As the city of Detroit tries to emerge from bankruptcy, the artwork in the Detroit Institute of Arts — a collection appraised at more than $850 million — might wind up on the auction block. But a federal judge mediating the city's bankruptcy has a plan that just might keep the art in the city — and reduce cuts to the pensions of retirees.
Everybody knows Rudolph was the last reindeer to join Santa's crew, but few people know about the department store employee who brought his story to the world. Rudolph the Red-Nosed Reindeer was written by Robert L. May, a copywriter for Montgomery Ward, who, like his protagonist, had always felt like a bit of an outcast.
Teaching high school English came naturally to David Menasche but a terminal brain cancer diagnosis forced him to leave the classroom. So he visited some of his former students to see what impact he's had on them. He writes about the experience in his forthcoming book, The Priority List.
In 2013, "you really feel as if directors are taking chances in their storytelling," says film critic David Edelstein.

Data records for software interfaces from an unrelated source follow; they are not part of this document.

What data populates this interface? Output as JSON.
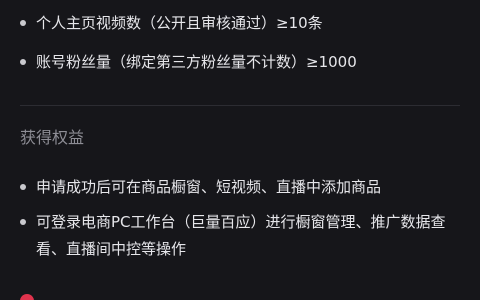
{
  "requirements": {
    "items": [
      {
        "text": "个人主页视频数（公开且审核通过）≥10条"
      },
      {
        "text": "账号粉丝量（绑定第三方粉丝量不计数）≥1000"
      }
    ]
  },
  "benefits": {
    "heading": "获得权益",
    "items": [
      {
        "text": "申请成功后可在商品橱窗、短视频、直播中添加商品"
      },
      {
        "text": "可登录电商PC工作台（巨量百应）进行橱窗管理、推广数据查看、直播间中控等操作"
      }
    ]
  },
  "colors": {
    "background": "#16161a",
    "text": "#e6e6ea",
    "muted_heading": "#8d8d95",
    "accent": "#e0334d"
  }
}
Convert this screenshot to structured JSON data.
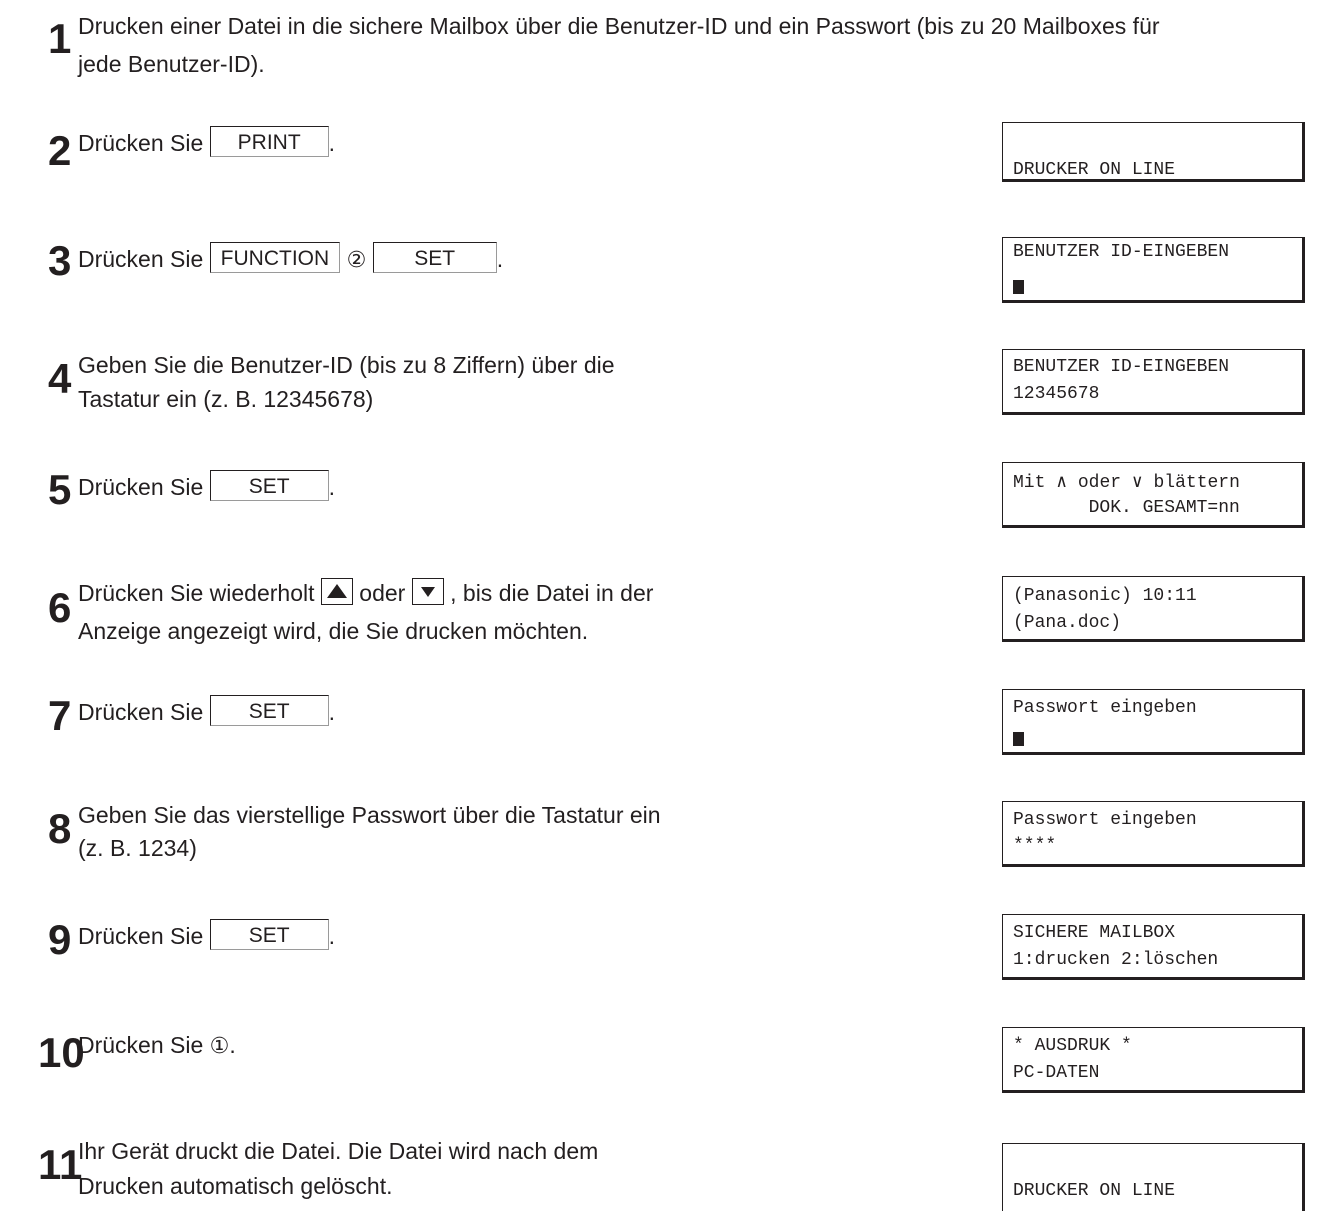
{
  "steps": [
    {
      "num": "1",
      "text_a": "Drucken einer Datei in die sichere Mailbox über die Benutzer-ID und ein Passwort (bis zu 20 Mailboxes für",
      "text_b": "jede Benutzer-ID)."
    },
    {
      "num": "2",
      "prefix": "Drücken Sie",
      "key": "PRINT",
      "suffix": "."
    },
    {
      "num": "3",
      "prefix": "Drücken Sie",
      "key_fn": "FUNCTION",
      "circled": "②",
      "key": "SET",
      "suffix": "."
    },
    {
      "num": "4",
      "text_a": "Geben Sie die Benutzer-ID (bis zu 8 Ziffern) über die",
      "text_b": "Tastatur ein (z. B. 12345678)"
    },
    {
      "num": "5",
      "prefix": "Drücken Sie",
      "key": "SET",
      "suffix": "."
    },
    {
      "num": "6",
      "prefix": "Drücken Sie wiederholt",
      "mid": "oder",
      "suffix": ", bis die Datei in der",
      "text_b": "Anzeige angezeigt wird, die Sie drucken möchten."
    },
    {
      "num": "7",
      "prefix": "Drücken Sie",
      "key": "SET",
      "suffix": "."
    },
    {
      "num": "8",
      "text_a": "Geben Sie das vierstellige Passwort über die Tastatur ein",
      "text_b": "(z. B. 1234)"
    },
    {
      "num": "9",
      "prefix": "Drücken Sie",
      "key": "SET",
      "suffix": "."
    },
    {
      "num": "10",
      "prefix": "Drücken Sie",
      "circled": "①",
      "suffix": "."
    },
    {
      "num": "11",
      "text_a": "Ihr Gerät druckt die Datei. Die Datei wird nach dem",
      "text_b": "Drucken automatisch gelöscht."
    }
  ],
  "icons": {
    "up": "up-arrow-key-icon",
    "down": "down-arrow-key-icon"
  },
  "displays": [
    {
      "line1": "",
      "line2": "DRUCKER ON LINE"
    },
    {
      "line1": "BENUTZER ID-EINGEBEN",
      "line2": ""
    },
    {
      "line1": "BENUTZER ID-EINGEBEN",
      "line2": "12345678"
    },
    {
      "line1": "Mit ∧ oder ∨ blättern",
      "line2": "       DOK. GESAMT=nn"
    },
    {
      "line1": "(Panasonic) 10:11",
      "line2": "(Pana.doc)"
    },
    {
      "line1": "Passwort eingeben",
      "line2": ""
    },
    {
      "line1": "Passwort eingeben",
      "line2": "****"
    },
    {
      "line1": "SICHERE MAILBOX",
      "line2": "1:drucken 2:löschen"
    },
    {
      "line1": "* AUSDRUK *",
      "line2": "PC-DATEN"
    },
    {
      "line1": "",
      "line2": "DRUCKER ON LINE"
    }
  ]
}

He loved the movie Her, and says the biggest surprises of the year were All Is Lost and Much Ado About Nothing. He also explains why 12 Years a Slave didn't make his top 10.
Read an exclusive excerpt of Chang-rae Lee's upcoming novel, On Such A Full Sea. It's a dystopian tale, set in a future America where corporations have replaced a long-crumbled government, and Chinese immigrant workers have become a new laboring class, repopulating deserted cities.
This past year, many of the best-known technology firms were designing and building new corporate offices. It's the first time Silicon Valley giants like Apple, Google and Facebook, and Amazon in Seattle, have committed to building new headquarters from the ground up.
In addition to Breaking Bad, critic David Bianculli recommends some rare television treats from the '60s and '70s that are now available on DVD. They include Here's Edie: The Edie Adams Television Collection, The Dean Martin Celebrity Roasts, The Rutles: Anthology and Mary Hartman, Mary Hartman.
Set in the geriatric extended-care wing of a California hospital, Getting On is a different kind of workplace comedy. Mark V. Olsen and Will Scheffer adapted the show from a BBC series of the same name, and added new material largely inspired by experiences they had with their own mothers.